First, I have updated the “About” section of this blog to include all of the kids’ pseudonyms in case it gets a little confusing. Make sure you check it out!
Second, let me rant some more about counseling. Soon we will have placement of our kids for four months. While Anne is two months into her trauma-based intensive counseling, our son has yet to start his counseling. The initial referral was sent in August. He had his psych evaluation for his counseling three weeks ago. That is the last piece that we were waiting for in order to have his in-home, multiple day a week counseling. He NEEDS it so badly. We are having so many issues and we just can’t get through to him. He is broken. His soul is broken. He is sad. He’s having trouble at school. He’s having trouble at home. He doesn’t listen. He seeks negative attention. He’s having toileting issues, the kind that comes from major anger and frustration and a last-ditch effort for control. He’s been broken. I don’t know how he lasted in foster care for five years without any kind of intensive counseling. I don’t know why someone didn’t help him before. But I will advocate forever so that these children and others like them have the services that they need.

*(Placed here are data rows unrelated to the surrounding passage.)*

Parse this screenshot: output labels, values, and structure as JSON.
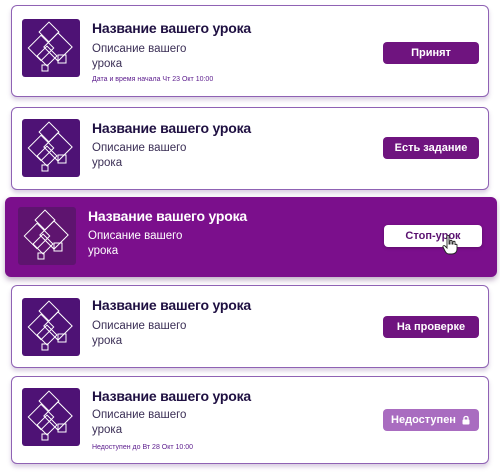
{
  "lessons": [
    {
      "title": "Название вашего урока",
      "description": "Описание вашего урока",
      "meta": "Дата и время начала Чт 23 Окт 10:00",
      "button": "Принят"
    },
    {
      "title": "Название вашего урока",
      "description": "Описание вашего урока",
      "button": "Есть задание"
    },
    {
      "title": "Название вашего урока",
      "description": "Описание вашего урока",
      "button": "Стоп-урок"
    },
    {
      "title": "Название вашего урока",
      "description": "Описание вашего урока",
      "button": "На проверке"
    },
    {
      "title": "Название вашего урока",
      "description": "Описание вашего урока",
      "meta": "Недоступен до Вт 28 Окт 10:00",
      "button": "Недоступен"
    }
  ],
  "colors": {
    "accent": "#6f147f",
    "active_card": "#7b0f8c",
    "thumb": "#4e1275",
    "disabled_button": "#a96cc0"
  },
  "icons": {
    "thumbnail": "diamond-pattern-icon",
    "lock": "lock-icon",
    "cursor": "hand-pointer-icon"
  }
}
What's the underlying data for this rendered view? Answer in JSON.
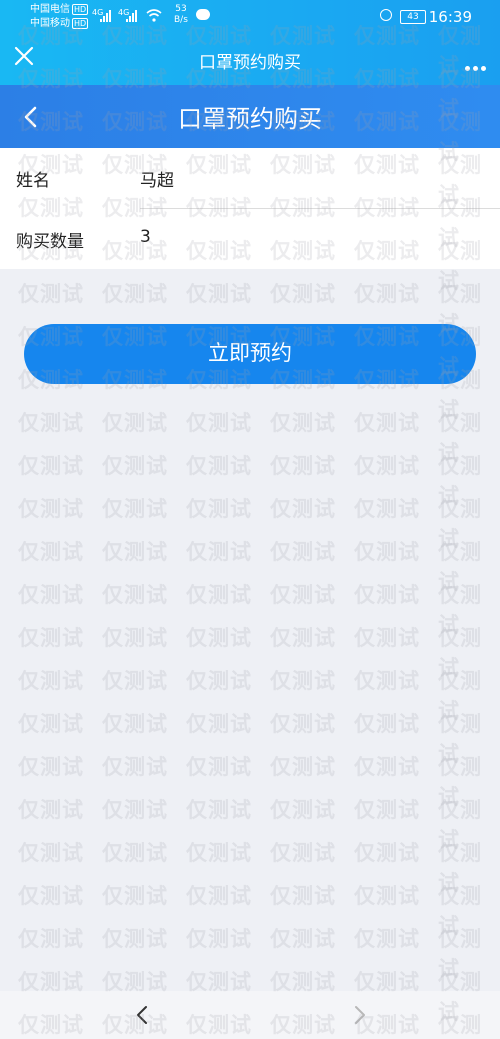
{
  "status_bar": {
    "carrier1": "中国电信",
    "carrier2": "中国移动",
    "hd_badge": "HD",
    "net_type": "4G",
    "speed_value": "53",
    "speed_unit": "B/s",
    "battery": "43",
    "time": "16:39"
  },
  "app_bar": {
    "title": "口罩预约购买"
  },
  "page_header": {
    "title": "口罩预约购买"
  },
  "form": {
    "fields": [
      {
        "label": "姓名",
        "value": "马超"
      },
      {
        "label": "购买数量",
        "value": "3"
      }
    ]
  },
  "actions": {
    "reserve_label": "立即预约"
  },
  "watermark": {
    "text": "仅测试"
  },
  "colors": {
    "topbar": "#19b8f3",
    "header": "#2f8cf0",
    "button": "#1686ee",
    "background": "#eef0f5"
  }
}
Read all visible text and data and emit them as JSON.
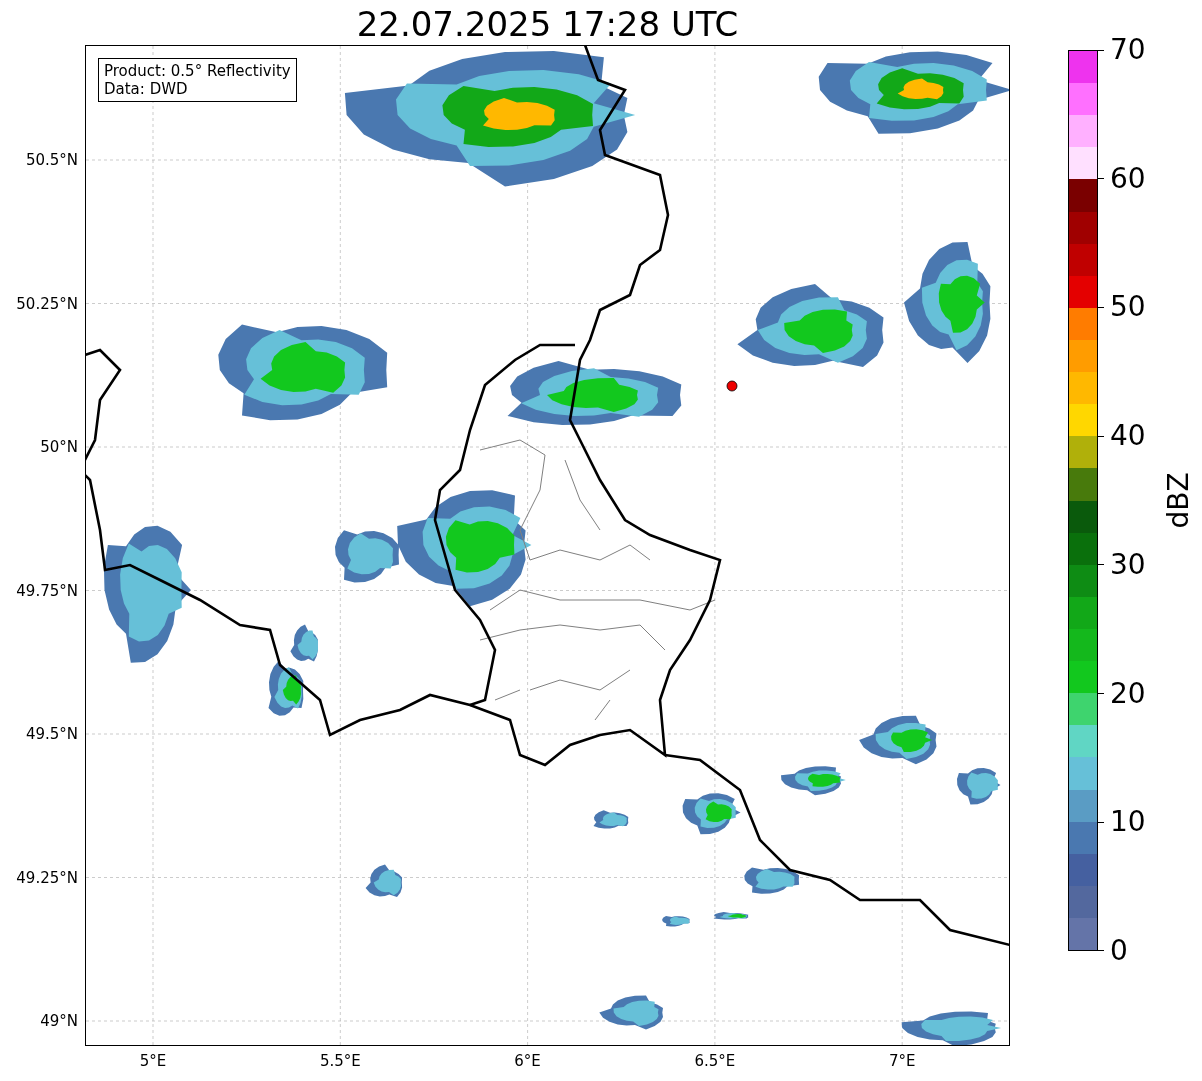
{
  "title": "22.07.2025 17:28 UTC",
  "legend": {
    "lines": [
      "Product: 0.5° Reflectivity",
      "Data: DWD"
    ]
  },
  "map": {
    "y_ticks": [
      "50.5°N",
      "50.25°N",
      "50°N",
      "49.75°N",
      "49.5°N",
      "49.25°N",
      "49°N"
    ],
    "x_ticks": [
      "5°E",
      "5.5°E",
      "6°E",
      "6.5°E",
      "7°E"
    ]
  },
  "colorbar": {
    "label": "dBZ",
    "ticks": [
      "70",
      "60",
      "50",
      "40",
      "30",
      "20",
      "10",
      "0"
    ],
    "bands": [
      {
        "color": "#ee33ee"
      },
      {
        "color": "#ff70ff"
      },
      {
        "color": "#ffb0ff"
      },
      {
        "color": "#ffe0ff"
      },
      {
        "color": "#7a0000"
      },
      {
        "color": "#a00000"
      },
      {
        "color": "#c00000"
      },
      {
        "color": "#e40000"
      },
      {
        "color": "#ff7c00"
      },
      {
        "color": "#ff9c00"
      },
      {
        "color": "#ffb800"
      },
      {
        "color": "#ffd700"
      },
      {
        "color": "#b0b00a"
      },
      {
        "color": "#487a0c"
      },
      {
        "color": "#0a5a0c"
      },
      {
        "color": "#0a700c"
      },
      {
        "color": "#0e8c14"
      },
      {
        "color": "#12a818"
      },
      {
        "color": "#14b81c"
      },
      {
        "color": "#12c81e"
      },
      {
        "color": "#3ed46e"
      },
      {
        "color": "#60d6c4"
      },
      {
        "color": "#66c0d8"
      },
      {
        "color": "#5a9cc4"
      },
      {
        "color": "#4a78b0"
      },
      {
        "color": "#4560a0"
      },
      {
        "color": "#53689e"
      },
      {
        "color": "#6474a8"
      }
    ]
  }
}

Foster children (really, all children) need to have counseling EVERY time they move homes. Foster children need to have counseling as soon as termination of parental rights (TPR) occurs. These should be automatic. A referral needs to be sent and processed immediately for children who move homes or who have been through TPR. We need this in writing and it should be a rule for all agencies and counties. New foster/pre-adoptive families can only do so much. The families/parents need back up from professionals and people who have degrees in childhood development/trauma/neglect. I only wish that we had as much help on the counseling front as we did from our case manager. Our case manager came out once a week for the first month and every other week since then. The kids need someone like that who comes for THEM. Just them! I have someone that I can call and bounce things off of and ask any silly question that I can think of. But these kids have me or my husband and each other. But they have a lifetime of questions to ask. And they have a lifetime of needs that have not been met. Why is there not some regulation on the mental health front? There needs to be closer monitoring so the issues don’t get too bad and then it takes years to fix. My children need healing from their childhood. Their childhood! My childhood was fun and exciting and these children have to recover from what happened during their childhood. Does that make any sense to you? It certainly does not make sense to me. They should be healed or in the process of healing. But they haven’t even begun counseling!

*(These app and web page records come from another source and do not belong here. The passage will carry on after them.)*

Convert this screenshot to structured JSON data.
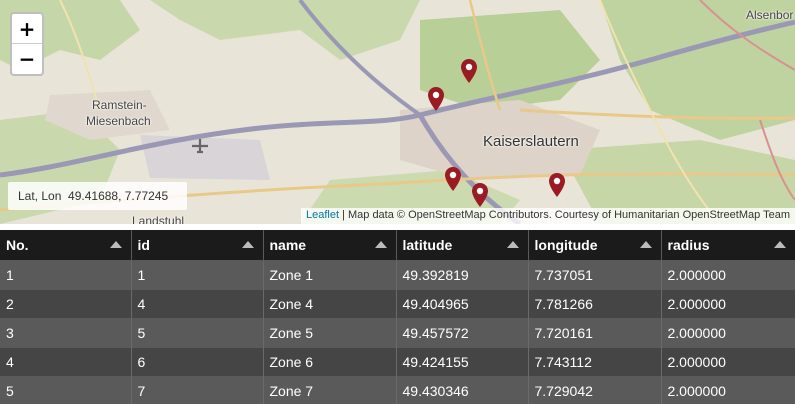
{
  "map": {
    "zoom_in_label": "+",
    "zoom_out_label": "−",
    "coords_text": "Lat, Lon  49.41688, 7.77245",
    "attribution": {
      "leaflet": "Leaflet",
      "rest": " | Map data © OpenStreetMap Contributors. Courtesy of Humanitarian OpenStreetMap Team"
    },
    "place_labels": {
      "ramstein_1": "Ramstein-",
      "ramstein_2": "Miesenbach",
      "kaiserslautern": "Kaiserslautern",
      "alsenborn": "Alsenbor",
      "landstuhl": "Landstuhl"
    },
    "marker_color": "#9b1b22"
  },
  "table": {
    "columns": [
      "No.",
      "id",
      "name",
      "latitude",
      "longitude",
      "radius"
    ],
    "rows": [
      [
        "1",
        "1",
        "Zone 1",
        "49.392819",
        "7.737051",
        "2.000000"
      ],
      [
        "2",
        "4",
        "Zone 4",
        "49.404965",
        "7.781266",
        "2.000000"
      ],
      [
        "3",
        "5",
        "Zone 5",
        "49.457572",
        "7.720161",
        "2.000000"
      ],
      [
        "4",
        "6",
        "Zone 6",
        "49.424155",
        "7.743112",
        "2.000000"
      ],
      [
        "5",
        "7",
        "Zone 7",
        "49.430346",
        "7.729042",
        "2.000000"
      ]
    ]
  }
}
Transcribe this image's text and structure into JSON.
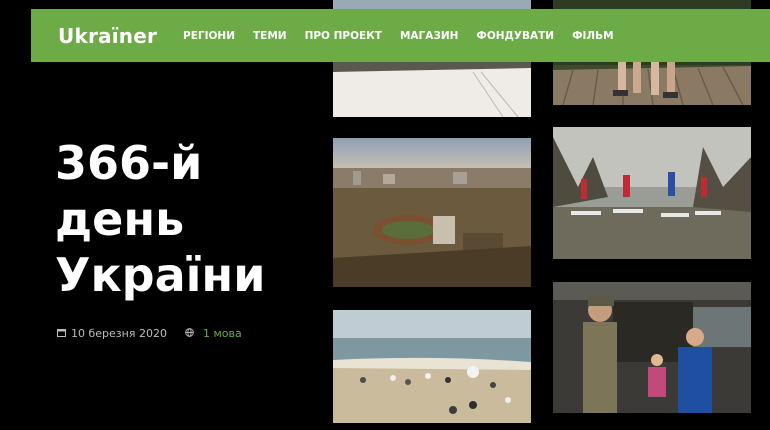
{
  "brand": {
    "logo": "Ukraïner"
  },
  "nav": {
    "items": [
      "РЕГІОНИ",
      "ТЕМИ",
      "ПРО ПРОЕКТ",
      "МАГАЗИН",
      "ФОНДУВАТИ",
      "ФІЛЬМ"
    ]
  },
  "article": {
    "title_lines": [
      "366-й",
      "день",
      "України"
    ],
    "date": "10 березня 2020",
    "languages": "1 мова"
  },
  "icons": {
    "calendar": "calendar-icon",
    "globe": "globe-icon"
  },
  "colors": {
    "accent": "#6cab46",
    "background": "#000000"
  }
}
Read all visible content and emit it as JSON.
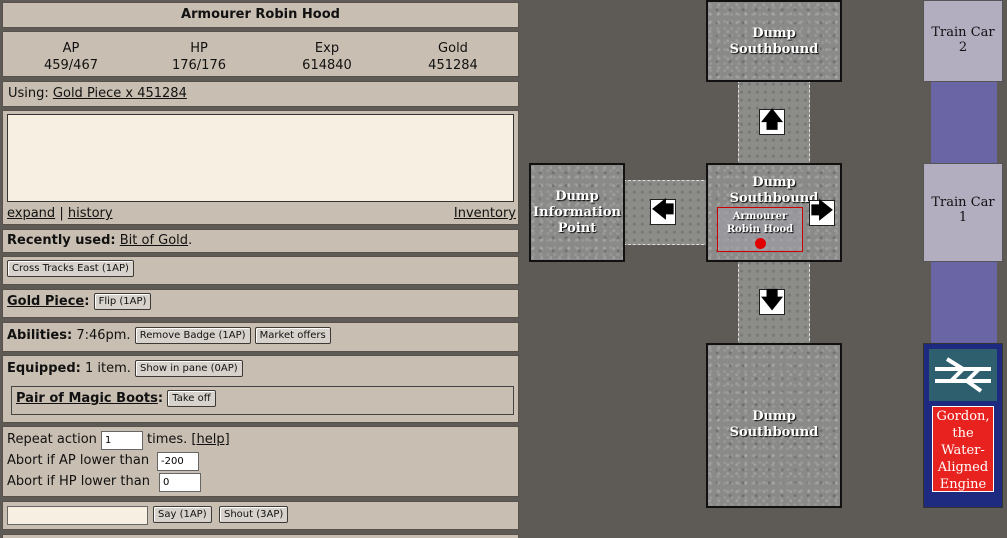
{
  "character": {
    "title": "Armourer Robin Hood"
  },
  "stats": [
    {
      "label": "AP",
      "value": "459/467"
    },
    {
      "label": "HP",
      "value": "176/176"
    },
    {
      "label": "Exp",
      "value": "614840"
    },
    {
      "label": "Gold",
      "value": "451284"
    }
  ],
  "using": {
    "label": "Using:",
    "item": "Gold Piece x 451284"
  },
  "log": {
    "expand": "expand",
    "separator": "|",
    "history": "history",
    "inventory": "Inventory"
  },
  "recently_used": {
    "label": "Recently used:",
    "item": "Bit of Gold",
    "suffix": "."
  },
  "actions": {
    "cross_tracks": "Cross Tracks East (1AP)"
  },
  "gold_piece": {
    "label": "Gold Piece",
    "colon": ":",
    "flip": "Flip (1AP)"
  },
  "abilities": {
    "label": "Abilities:",
    "time": "7:46pm.",
    "remove_badge": "Remove Badge (1AP)",
    "market": "Market offers"
  },
  "equipped": {
    "label": "Equipped:",
    "count": "1 item.",
    "show_pane": "Show in pane (0AP)",
    "item": "Pair of Magic Boots",
    "colon": ":",
    "take_off": "Take off"
  },
  "repeat": {
    "label": "Repeat action",
    "value": "1",
    "times": "times.",
    "help_open": "[",
    "help": "help",
    "help_close": "]",
    "ap_label": "Abort if AP lower than",
    "ap_value": "-200",
    "hp_label": "Abort if HP lower than",
    "hp_value": "0"
  },
  "chat": {
    "say": "Say (1AP)",
    "shout": "Shout (3AP)"
  },
  "map": {
    "north_tile": "Dump Southbound",
    "center_tile": "Dump Southbound",
    "player_name": "Armourer Robin Hood",
    "west_tile": "Dump Information Point",
    "south_tile": "Dump Southbound",
    "arrows": {
      "up": "🡅",
      "down": "🡇",
      "left": "🡄",
      "right": "🡆"
    }
  },
  "train": {
    "car2": "Train Car 2",
    "car1": "Train Car 1",
    "engine": "Gordon, the Water-Aligned Engine",
    "logo_icon": "british-rail-icon"
  },
  "colors": {
    "panel_bg": "#c8beb1",
    "player_dot": "#e00000",
    "engine_red": "#e8231f",
    "track": "#6a66a6"
  }
}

We are also waiting on the referral for the adoption prep class. Our permanency specialist recommended this class. It’s particularly for kids who have just gone through TPR. It’s an attachment process and helps them work through their often hidden emotions.
When I saw my dad over the weekend he kept saying how excited the kids must be for adoption day. And I couldn’t get it through to him that no, they are not. They are not excited. They might be excited for balloons and candy or cupcakes, and they are certainly excited that they get to miss school. But they are not excited to officially leave their old world behind and join a new one that they’ve only just met! It’s bittersweet for everyone involved. The kids are old enough to have been affected by this mess, but they also aren’t old enough to remember all of the bad times. They remember seeing their parents at visits and getting to eat McDonald’s and getting new presents. They don’t remember what the home conditions looked like or how bad the youngest had diaper rash. They don’t remember how many times their water was shut off or their parents were under the influence while caring for them. I am thankful that they don’t remember specifics but I am also aware that every behavior they have is due to survival. They were badly neglected and they act like they were. I only hope that time will help to heal their deep wounds. Time, and some really good counseling.